Research Analyst
Sep 27 - Oct 3, 2010

Liquefied Petroleum Gas (LPG) has played a valuable role in meeting the world's energy needs. In the future, LPG has the opportunity to enhance this role by also helping to combat climate change. By releasing fewer harmful pollutants when used as a domestic and automotive fuel source, LPG is not only a cleaner alternative but also a healthy one. LPG can be transported, stored, and used virtually anywhere in the world. It does not require a fixed network and will not deteriorate over time.

LPG is very clean burning and has lower greenhouse gas emissions than any other fossil fuel when measured on a total fuel cycle. It is also nontoxic and does not contaminate soil or aquifers in the event of leakage. LPG can be accessible to everyone everywhere today without major infrastructure investment.


Domestic 46.7
Chemicals 26.8
Refinery 50
Transport 8.7
Industry 11.3
Agriculture 1.5

LPG is cost-effective, since a high proportion of its energy content is converted into heat. LPG can be up to five times more efficient than traditional fuels, resulting in less energy wastage and better use of the planet's resources. LPG is a multipurpose energy. There are more than a thousand applications, from cooking, heating, air conditioning and transportation, to cigarette lighters and even the Olympic torch.

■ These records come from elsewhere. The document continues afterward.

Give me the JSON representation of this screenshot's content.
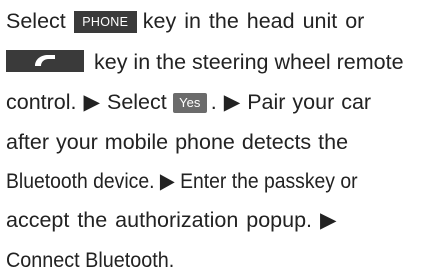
{
  "lines": {
    "l1_a": "Select",
    "l1_key": "PHONE",
    "l1_b": "key in the head unit or",
    "l2_b": "key in the steering wheel remote",
    "l3_a": "control. ▶ Select",
    "l3_btn": "Yes",
    "l3_b": ". ▶ Pair your car",
    "l4": "after your mobile phone detects the",
    "l5": "Bluetooth device. ▶ Enter the passkey or",
    "l6": "accept the authorization popup. ▶",
    "l7": "Connect Bluetooth."
  },
  "icons": {
    "call_key": "phone-handset-icon"
  },
  "colors": {
    "key_bg": "#3a3a3a",
    "button_bg": "#6b6b6b",
    "text": "#222222"
  }
}
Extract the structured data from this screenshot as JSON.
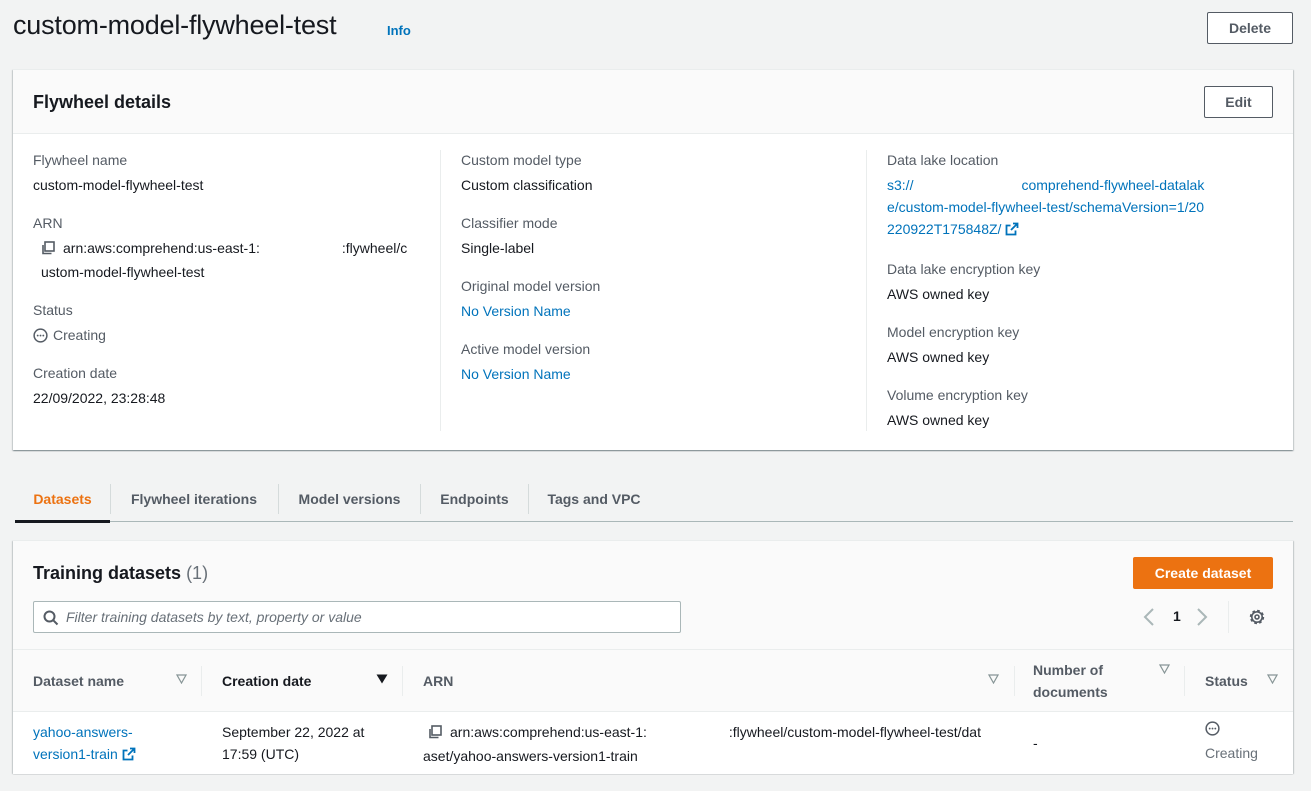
{
  "header": {
    "title": "custom-model-flywheel-test",
    "info_label": "Info",
    "delete_label": "Delete"
  },
  "details": {
    "title": "Flywheel details",
    "edit_label": "Edit",
    "column1": {
      "flywheel_name_label": "Flywheel name",
      "flywheel_name": "custom-model-flywheel-test",
      "arn_label": "ARN",
      "arn_part1": "arn:aws:comprehend:us-east-1:",
      "arn_part2": ":flywheel/custom-model-flywheel-test",
      "status_label": "Status",
      "status": "Creating",
      "creation_date_label": "Creation date",
      "creation_date": "22/09/2022, 23:28:48"
    },
    "column2": {
      "model_type_label": "Custom model type",
      "model_type": "Custom classification",
      "classifier_mode_label": "Classifier mode",
      "classifier_mode": "Single-label",
      "original_version_label": "Original model version",
      "original_version": "No Version Name",
      "active_version_label": "Active model version",
      "active_version": "No Version Name"
    },
    "column3": {
      "data_lake_label": "Data lake location",
      "data_lake_part1": "s3://",
      "data_lake_part2": "comprehend-flywheel-datalake/custom-model-flywheel-test/schemaVersion=1/20220922T175848Z/",
      "data_lake_key_label": "Data lake encryption key",
      "data_lake_key": "AWS owned key",
      "model_key_label": "Model encryption key",
      "model_key": "AWS owned key",
      "volume_key_label": "Volume encryption key",
      "volume_key": "AWS owned key"
    }
  },
  "tabs": [
    {
      "label": "Datasets",
      "active": true
    },
    {
      "label": "Flywheel iterations",
      "active": false
    },
    {
      "label": "Model versions",
      "active": false
    },
    {
      "label": "Endpoints",
      "active": false
    },
    {
      "label": "Tags and VPC",
      "active": false
    }
  ],
  "datasets": {
    "title": "Training datasets",
    "count": "(1)",
    "create_label": "Create dataset",
    "filter_placeholder": "Filter training datasets by text, property or value",
    "filter_value": "",
    "current_page": "1",
    "columns": [
      {
        "label": "Dataset name",
        "sort": "none"
      },
      {
        "label": "Creation date",
        "sort": "descending"
      },
      {
        "label": "ARN",
        "sort": "none"
      },
      {
        "label": "Number of documents",
        "sort": "none"
      },
      {
        "label": "Status",
        "sort": "none"
      }
    ],
    "rows": [
      {
        "dataset_name": "yahoo-answers-version1-train",
        "creation_date": "September 22, 2022 at 17:59 (UTC)",
        "arn_part1": "arn:aws:comprehend:us-east-1:",
        "arn_part2": ":flywheel/custom-model-flywheel-test/dataset/yahoo-answers-version1-train",
        "num_documents": "-",
        "status": "Creating"
      }
    ]
  },
  "colors": {
    "accent_orange": "#ec7211",
    "link_blue": "#0073bb",
    "text_primary": "#16191f",
    "text_secondary": "#545b64",
    "background": "#f2f3f3"
  }
}
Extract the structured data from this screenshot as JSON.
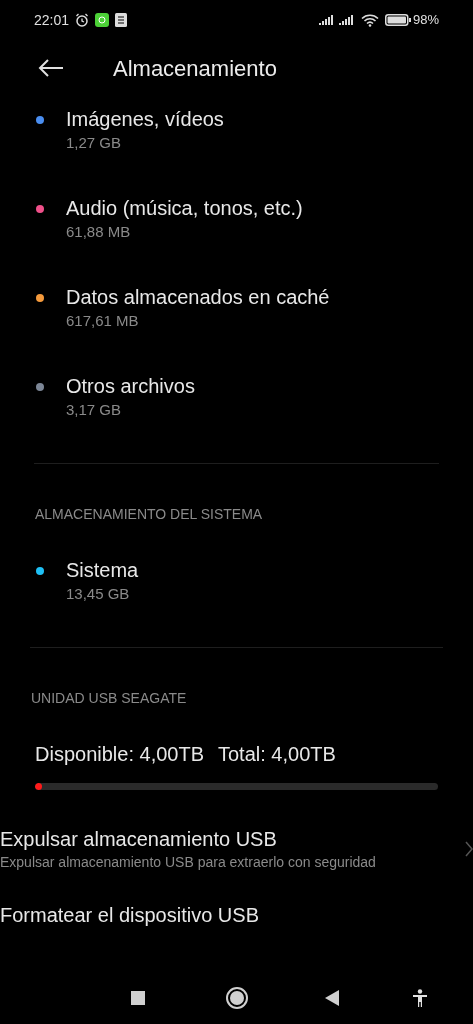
{
  "status_bar": {
    "time": "22:01",
    "battery": "98%"
  },
  "header": {
    "title": "Almacenamiento"
  },
  "categories": [
    {
      "name": "Imágenes, vídeos",
      "size": "1,27 GB",
      "color": "#4a8ef0"
    },
    {
      "name": "Audio (música, tonos, etc.)",
      "size": "61,88 MB",
      "color": "#f0508a"
    },
    {
      "name": "Datos almacenados en caché",
      "size": "617,61 MB",
      "color": "#f59a3c"
    },
    {
      "name": "Otros archivos",
      "size": "3,17 GB",
      "color": "#7c8696"
    }
  ],
  "system_section": {
    "heading": "ALMACENAMIENTO DEL SISTEMA",
    "items": [
      {
        "name": "Sistema",
        "size": "13,45 GB",
        "color": "#1ec0f5"
      }
    ]
  },
  "usb_section": {
    "heading": "UNIDAD USB SEAGATE",
    "available": "Disponible: 4,00TB",
    "total": "Total: 4,00TB",
    "level": 0.01
  },
  "actions": [
    {
      "title": "Expulsar almacenamiento USB",
      "subtitle": "Expulsar almacenamiento USB para extraerlo con seguridad",
      "chevron": true
    },
    {
      "title": "Formatear el dispositivo USB",
      "chevron": false
    }
  ]
}
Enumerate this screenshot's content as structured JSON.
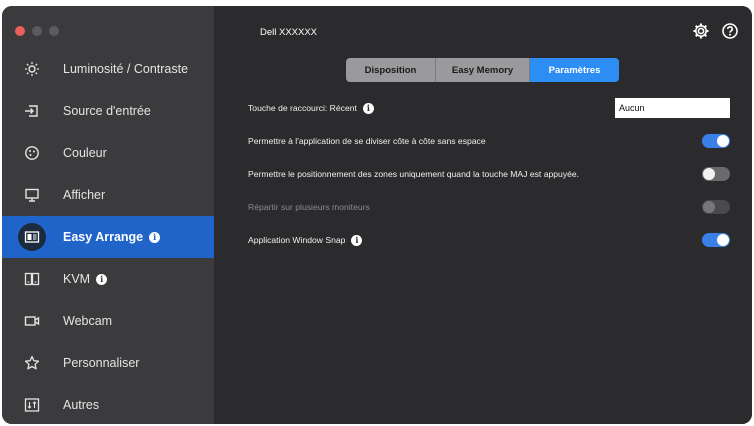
{
  "app": {
    "title": "Dell XXXXXX"
  },
  "sidebar": {
    "items": [
      {
        "label": "Luminosité / Contraste",
        "icon": "brightness-icon",
        "active": false,
        "info": false
      },
      {
        "label": "Source d'entrée",
        "icon": "input-source-icon",
        "active": false,
        "info": false
      },
      {
        "label": "Couleur",
        "icon": "color-icon",
        "active": false,
        "info": false
      },
      {
        "label": "Afficher",
        "icon": "display-icon",
        "active": false,
        "info": false
      },
      {
        "label": "Easy Arrange",
        "icon": "easy-arrange-icon",
        "active": true,
        "info": true
      },
      {
        "label": "KVM",
        "icon": "kvm-icon",
        "active": false,
        "info": true
      },
      {
        "label": "Webcam",
        "icon": "webcam-icon",
        "active": false,
        "info": false
      },
      {
        "label": "Personnaliser",
        "icon": "star-icon",
        "active": false,
        "info": false
      },
      {
        "label": "Autres",
        "icon": "others-icon",
        "active": false,
        "info": false
      }
    ]
  },
  "tabs": [
    {
      "label": "Disposition",
      "selected": false
    },
    {
      "label": "Easy Memory",
      "selected": false
    },
    {
      "label": "Paramètres",
      "selected": true
    }
  ],
  "settings": {
    "shortcut_label": "Touche de raccourci: Récent",
    "shortcut_value": "Aucun",
    "split_label": "Permettre à l'application de se diviser côte à côte sans espace",
    "split_on": true,
    "shift_label": "Permettre le positionnement des zones uniquement quand la touche MAJ est appuyée.",
    "shift_on": false,
    "multi_label": "Répartir sur plusieurs moniteurs",
    "multi_on": false,
    "snap_label": "Application Window Snap",
    "snap_on": true
  },
  "colors": {
    "accent": "#2164c9",
    "toggle_on": "#3b80e8",
    "tab_selected": "#2c8ef5",
    "close": "#ec5f5d"
  }
}
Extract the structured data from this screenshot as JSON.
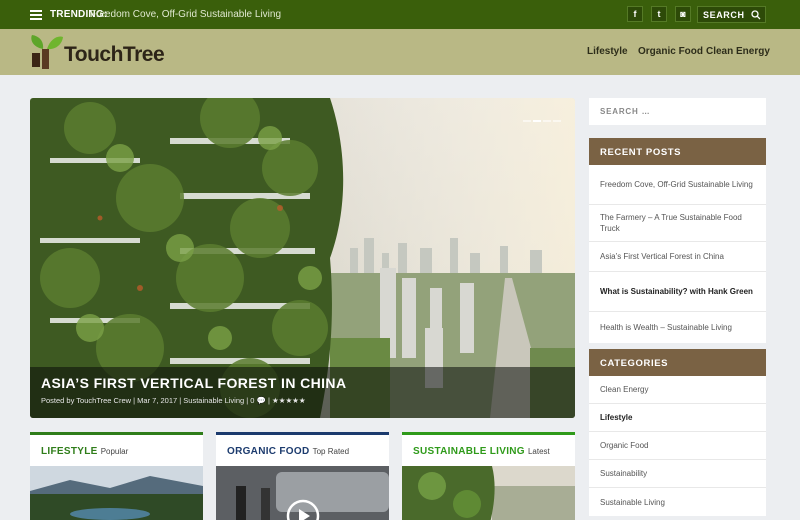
{
  "topbar": {
    "trending_label": "TRENDING:",
    "trending_text": "Freedom Cove, Off-Grid Sustainable Living",
    "search_label": "SEARCH",
    "social": [
      {
        "name": "facebook-icon",
        "glyph": "f"
      },
      {
        "name": "twitter-icon",
        "glyph": "t"
      },
      {
        "name": "instagram-icon",
        "glyph": "◙"
      }
    ]
  },
  "brand": {
    "name": "TouchTree",
    "colors": {
      "topbar": "#3a5f0b",
      "header": "#b9b885",
      "widget": "#7a6244"
    }
  },
  "nav": [
    "Lifestyle",
    "Organic Food",
    "Clean Energy"
  ],
  "hero": {
    "title": "ASIA’S FIRST VERTICAL FOREST IN CHINA",
    "meta": "Posted by TouchTree Crew | Mar 7, 2017 | Sustainable Living | 0 💬 | ★★★★★"
  },
  "cards": [
    {
      "category": "LIFESTYLE",
      "sub": "Popular",
      "color": "#2f7d1a"
    },
    {
      "category": "ORGANIC FOOD",
      "sub": "Top Rated",
      "color": "#1c3b6e"
    },
    {
      "category": "SUSTAINABLE LIVING",
      "sub": "Latest",
      "color": "#2f9a1a"
    }
  ],
  "sidebar": {
    "search_placeholder": "SEARCH …",
    "recent_title": "RECENT POSTS",
    "recent": [
      "Freedom Cove, Off-Grid Sustainable Living",
      "The Farmery – A True Sustainable Food Truck",
      "Asia’s First Vertical Forest in China",
      "What is Sustainability? with Hank Green",
      "Health is Wealth – Sustainable Living"
    ],
    "categories_title": "CATEGORIES",
    "categories": [
      "Clean Energy",
      "Lifestyle",
      "Organic Food",
      "Sustainability",
      "Sustainable Living"
    ],
    "selected_category": "Lifestyle"
  }
}
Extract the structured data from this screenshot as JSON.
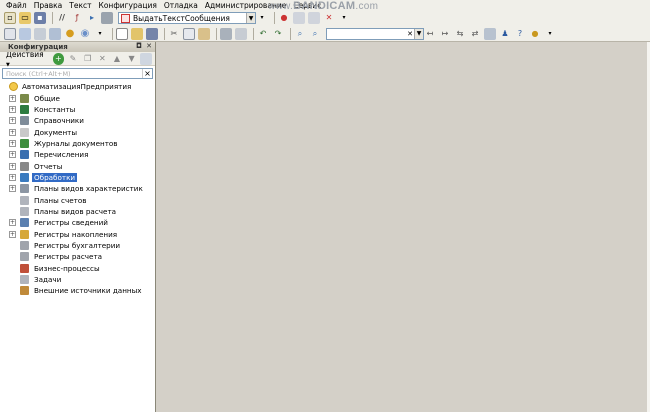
{
  "menu": [
    "Файл",
    "Правка",
    "Текст",
    "Конфигурация",
    "Отладка",
    "Администрирование",
    "Сервис"
  ],
  "watermark": {
    "prefix": "www.",
    "brand": "BANDICAM",
    "suffix": ".com"
  },
  "toolbar1": {
    "procedure_combo": "ВыдатьТекстСообщения",
    "icons": [
      "new-icon",
      "open-icon",
      "save-icon",
      "print-icon",
      "procedure-icon",
      "bookmark-icon"
    ]
  },
  "toolbar2": {
    "search_value": "",
    "icons": [
      "copy-icon",
      "paste-icon",
      "cut-icon",
      "undo-icon",
      "redo-icon",
      "find-icon"
    ]
  },
  "config_panel": {
    "title": "Конфигурация",
    "actions_label": "Действия",
    "search_placeholder": "Поиск (Ctrl+Alt+M)",
    "clear_glyph": "×"
  },
  "tree": {
    "root": "АвтоматизацияПредприятия",
    "items": [
      {
        "label": "Общие",
        "expandable": true,
        "icon": "general-icon",
        "color": "#7a8a4a"
      },
      {
        "label": "Константы",
        "expandable": true,
        "icon": "constants-icon",
        "color": "#2c7b3f"
      },
      {
        "label": "Справочники",
        "expandable": true,
        "icon": "catalogs-icon",
        "color": "#7f8c99"
      },
      {
        "label": "Документы",
        "expandable": true,
        "icon": "documents-icon",
        "color": "#c9c9c9"
      },
      {
        "label": "Журналы документов",
        "expandable": true,
        "icon": "journals-icon",
        "color": "#3e8e3e"
      },
      {
        "label": "Перечисления",
        "expandable": true,
        "icon": "enums-icon",
        "color": "#3a6fb0"
      },
      {
        "label": "Отчеты",
        "expandable": true,
        "icon": "reports-icon",
        "color": "#888888"
      },
      {
        "label": "Обработки",
        "expandable": true,
        "icon": "dataprocessors-icon",
        "color": "#3a7bbf",
        "selected": true
      },
      {
        "label": "Планы видов характеристик",
        "expandable": true,
        "icon": "charts-of-characteristic-types-icon",
        "color": "#8c96a3"
      },
      {
        "label": "Планы счетов",
        "expandable": false,
        "icon": "charts-of-accounts-icon",
        "color": "#b0b4bc"
      },
      {
        "label": "Планы видов расчета",
        "expandable": false,
        "icon": "charts-of-calculation-types-icon",
        "color": "#b0b4bc"
      },
      {
        "label": "Регистры сведений",
        "expandable": true,
        "icon": "information-registers-icon",
        "color": "#5a7fb0"
      },
      {
        "label": "Регистры накопления",
        "expandable": true,
        "icon": "accumulation-registers-icon",
        "color": "#d6a83a"
      },
      {
        "label": "Регистры бухгалтерии",
        "expandable": false,
        "icon": "accounting-registers-icon",
        "color": "#a0a4ac"
      },
      {
        "label": "Регистры расчета",
        "expandable": false,
        "icon": "calculation-registers-icon",
        "color": "#a0a4ac"
      },
      {
        "label": "Бизнес-процессы",
        "expandable": false,
        "icon": "business-processes-icon",
        "color": "#c0503a"
      },
      {
        "label": "Задачи",
        "expandable": false,
        "icon": "tasks-icon",
        "color": "#b0b4bc"
      },
      {
        "label": "Внешние источники данных",
        "expandable": false,
        "icon": "external-data-sources-icon",
        "color": "#c08a3a"
      }
    ]
  }
}
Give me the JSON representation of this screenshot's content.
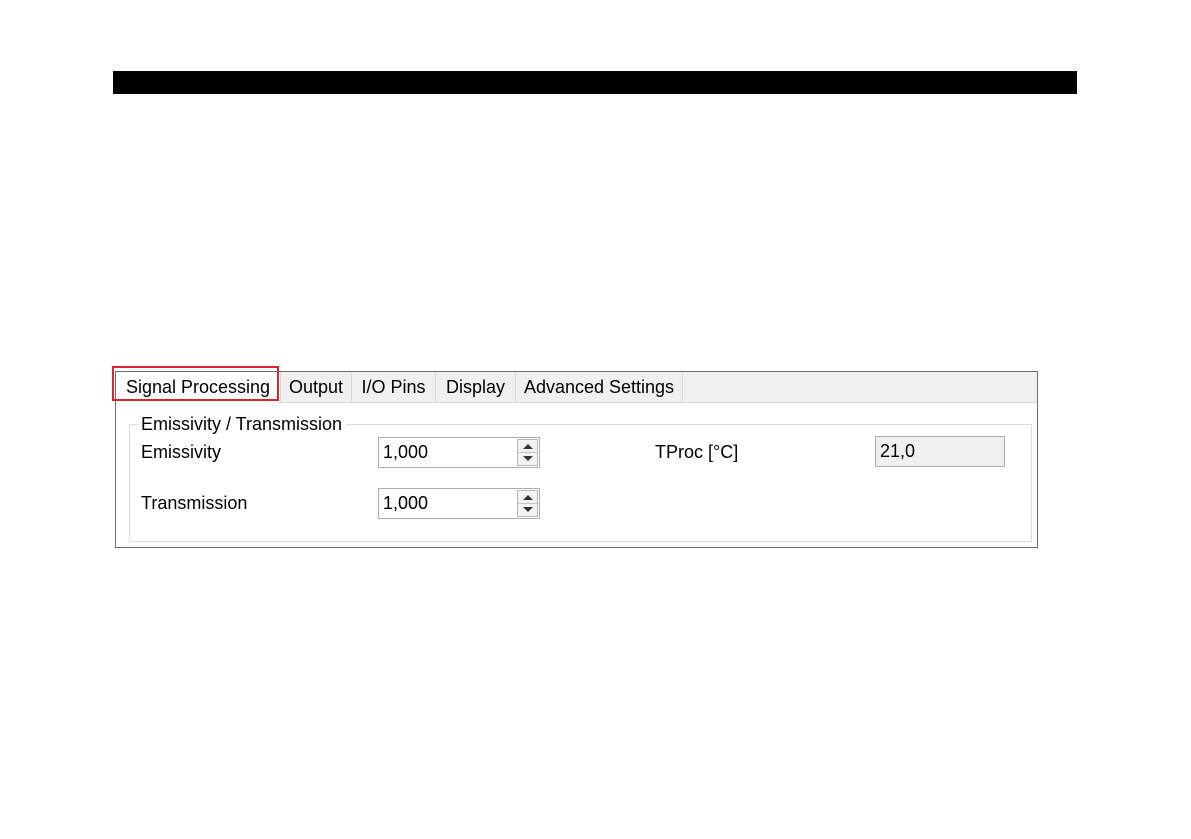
{
  "tabs": [
    {
      "label": "Signal Processing",
      "active": true
    },
    {
      "label": "Output",
      "active": false
    },
    {
      "label": "I/O Pins",
      "active": false
    },
    {
      "label": "Display",
      "active": false
    },
    {
      "label": "Advanced Settings",
      "active": false
    }
  ],
  "group": {
    "title": "Emissivity / Transmission",
    "emissivity": {
      "label": "Emissivity",
      "value": "1,000"
    },
    "transmission": {
      "label": "Transmission",
      "value": "1,000"
    },
    "tproc": {
      "label": "TProc [°C]",
      "value": "21,0"
    }
  },
  "colors": {
    "highlight": "#d9262e",
    "tab_bg": "#f0f0f0",
    "top_bar": "#000000"
  }
}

Currently, in Pakistan LPG contributes about 0.7 per cent of the country's total energy supply mix. The main objective to enhance the use of LPG is to stop deforestation in the areas where the supply of natural gas is technically not viable. As a result of government's investor friendly policies, LPG supplies have gradually increased. The cornerstone of LPG Policy is to ensure enhanced availability of LPG at a competitive price to the end consumer. LPG marketing companies have imported around 62,920.3 MT of LPG during July-March 2009-10.

During 2008-09, Pakistan's final energy consumption of about 37.3 million tons of oil equivalent are met by mix of gas, oil, electricity, coal and LPG sources with the different levels of shares. The share of gas consumption stood at 43.7 per cent in total energy mix of the country during 2008-09 followed by oil 29.0 per cent, electricity 15.3 per cent, coal 10.4 per cent and LPG 1.5 per cent.

During the last ten years (1999-2000 to 2008-09), the consumption of petroleum products has increased by an average rate of 0.5 per cent per annum. The consumption of gas, electricity, and coal has increased at an average rate of 6.8 per cent, five per cent and 12.5 per cent per annum. This long-term trend suggests that composition of annual energy consumption is shifting from petroleum products to other energy sources.

Due to revival in the macroeconomic activity, the energy consumption in petroleum products, gas and coal has witnessed growth rates of 8.1 per cent, three per cent and 10 per cent respectively during July-March 2009-10 over the corresponding period last year.


Electricity 15.3
Oil 29
Gas 43.7
LPG 1.5
Coal 10.4

Moreover, the prices of LPG are stable in the market despite an increase of Rs9,360 per ton in its price by a local producer OGDC. However, the dependency on the imported LPG has been increased after a decline in its local production by 700 to 800 tons per day. In the country, some vested interests and profiteers arbitrarily increase LPG price to earn a unjust profits. LPG is presently being sold in the range of Rs80 to 82 per kg in Karachi, 11.8 kg cylinder at Rs945 while 45.4 kg cylinder at Rs 3677. The retail price of LPG in Punjab is Rs95 per kg while 11.8 kilo cylinder at Rs1,121 and 45.4 cylinder is available at Rs4,313. In Khyber-Pakhtunkhwa and Swat, LPG is also being sold at Rs100 to 105 per kilo, 11.8 kg cylinder at Rs1,210 and 45.4 kg cylinder at Rs4,654. Recently, the price of domestic cylinder has been increased by Rs30 while the rise in commercial cylinder price was Rs120. In Lahore, new domestic cylinder's price stands at Rs906, in Karachi Rs870, in Peshawar Rs953, while in Gilgit and Murree cylinders are sold at Rs953.

LPG Distributors Association has alleged that LPG marketing companies are not following the directives of the Ogra regarding prices, and have refused to supply the product to dealers. Ogra determined maximum LPG consumer price and directed the marketing companies to follow the new price mechanism. However, LPG marketing companies are violating the directives of Ogra and have refused to give the product to the dealers at the price determined by the authority. LPG companies had earned massive profits by raising prices manifold during the month of Ramazan.


In the world hundreds of millions of people currently use LPG and depend on it for thousands of applications, in commercial business, in industry, transportation, and farming.